▶ TASK TO CARRY OUT
Go through the data below and copy each line that includes "Name".

**** RECORDS FOR THIS TASK ****

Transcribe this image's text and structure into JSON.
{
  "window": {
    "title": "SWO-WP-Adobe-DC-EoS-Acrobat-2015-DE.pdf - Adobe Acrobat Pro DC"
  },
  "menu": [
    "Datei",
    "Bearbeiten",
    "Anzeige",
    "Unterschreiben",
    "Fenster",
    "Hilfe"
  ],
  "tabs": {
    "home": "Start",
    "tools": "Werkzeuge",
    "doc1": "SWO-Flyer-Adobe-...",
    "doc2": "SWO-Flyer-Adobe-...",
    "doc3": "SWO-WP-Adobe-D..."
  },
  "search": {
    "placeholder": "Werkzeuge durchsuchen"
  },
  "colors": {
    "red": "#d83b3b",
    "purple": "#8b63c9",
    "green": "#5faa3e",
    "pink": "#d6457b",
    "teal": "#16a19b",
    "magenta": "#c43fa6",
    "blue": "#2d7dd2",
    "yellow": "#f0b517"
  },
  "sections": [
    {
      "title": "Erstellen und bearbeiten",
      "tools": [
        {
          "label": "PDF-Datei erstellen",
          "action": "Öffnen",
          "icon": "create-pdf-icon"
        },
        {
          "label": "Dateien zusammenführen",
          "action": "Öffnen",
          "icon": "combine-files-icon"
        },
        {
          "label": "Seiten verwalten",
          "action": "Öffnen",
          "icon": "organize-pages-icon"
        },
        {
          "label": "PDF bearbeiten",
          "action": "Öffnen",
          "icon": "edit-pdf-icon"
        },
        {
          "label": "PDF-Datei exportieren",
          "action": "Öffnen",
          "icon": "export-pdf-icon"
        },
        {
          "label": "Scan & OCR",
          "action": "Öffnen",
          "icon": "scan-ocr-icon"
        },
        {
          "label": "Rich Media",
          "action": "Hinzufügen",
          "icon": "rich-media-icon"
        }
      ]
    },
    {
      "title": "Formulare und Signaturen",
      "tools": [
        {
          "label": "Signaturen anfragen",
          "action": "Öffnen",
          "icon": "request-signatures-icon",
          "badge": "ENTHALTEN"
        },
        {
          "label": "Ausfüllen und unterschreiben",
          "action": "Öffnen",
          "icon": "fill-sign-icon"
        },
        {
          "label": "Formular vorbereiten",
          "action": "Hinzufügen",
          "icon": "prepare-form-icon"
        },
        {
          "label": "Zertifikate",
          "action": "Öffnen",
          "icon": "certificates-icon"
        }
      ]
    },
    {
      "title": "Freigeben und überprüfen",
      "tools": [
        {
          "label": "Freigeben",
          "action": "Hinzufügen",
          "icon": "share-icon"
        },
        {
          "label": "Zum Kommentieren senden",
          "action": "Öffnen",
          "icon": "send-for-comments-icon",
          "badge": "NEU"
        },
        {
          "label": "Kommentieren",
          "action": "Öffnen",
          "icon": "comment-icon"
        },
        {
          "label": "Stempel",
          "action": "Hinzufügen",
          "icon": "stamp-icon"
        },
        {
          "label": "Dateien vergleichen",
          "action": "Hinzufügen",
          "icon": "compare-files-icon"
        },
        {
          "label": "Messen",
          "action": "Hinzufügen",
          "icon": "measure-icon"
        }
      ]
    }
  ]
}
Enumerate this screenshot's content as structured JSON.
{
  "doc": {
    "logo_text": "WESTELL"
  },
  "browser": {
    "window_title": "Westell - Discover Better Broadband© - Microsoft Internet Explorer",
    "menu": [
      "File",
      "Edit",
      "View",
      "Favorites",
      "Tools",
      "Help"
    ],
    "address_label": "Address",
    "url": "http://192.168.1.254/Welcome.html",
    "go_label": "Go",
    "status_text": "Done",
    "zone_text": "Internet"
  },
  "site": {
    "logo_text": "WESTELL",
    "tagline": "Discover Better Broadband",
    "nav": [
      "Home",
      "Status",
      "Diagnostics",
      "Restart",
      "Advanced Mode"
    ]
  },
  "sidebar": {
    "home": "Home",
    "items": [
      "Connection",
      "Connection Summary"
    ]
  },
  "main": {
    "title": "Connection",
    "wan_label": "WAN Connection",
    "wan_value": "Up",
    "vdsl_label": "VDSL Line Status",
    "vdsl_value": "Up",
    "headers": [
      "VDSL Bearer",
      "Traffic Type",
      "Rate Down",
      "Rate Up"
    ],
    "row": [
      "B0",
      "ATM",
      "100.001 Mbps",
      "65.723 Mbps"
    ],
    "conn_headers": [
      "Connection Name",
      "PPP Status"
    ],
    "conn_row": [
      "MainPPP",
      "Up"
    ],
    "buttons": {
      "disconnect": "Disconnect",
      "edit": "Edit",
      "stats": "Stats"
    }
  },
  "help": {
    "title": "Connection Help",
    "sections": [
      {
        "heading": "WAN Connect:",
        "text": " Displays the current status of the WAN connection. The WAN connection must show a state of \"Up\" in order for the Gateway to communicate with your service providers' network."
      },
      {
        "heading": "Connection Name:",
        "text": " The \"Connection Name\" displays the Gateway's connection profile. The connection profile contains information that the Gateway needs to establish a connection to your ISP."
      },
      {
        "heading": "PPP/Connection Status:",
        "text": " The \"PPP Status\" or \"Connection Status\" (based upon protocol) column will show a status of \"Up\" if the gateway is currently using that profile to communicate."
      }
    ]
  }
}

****

▶ FINISHED EXERCISE
      "Connection Name",
        "heading": "Connection Name:",
        "text": " The \"Connection Name\" displays the Gateway's connection profile. The connection profile contains information that the Gateway needs to establish a connection to your ISP."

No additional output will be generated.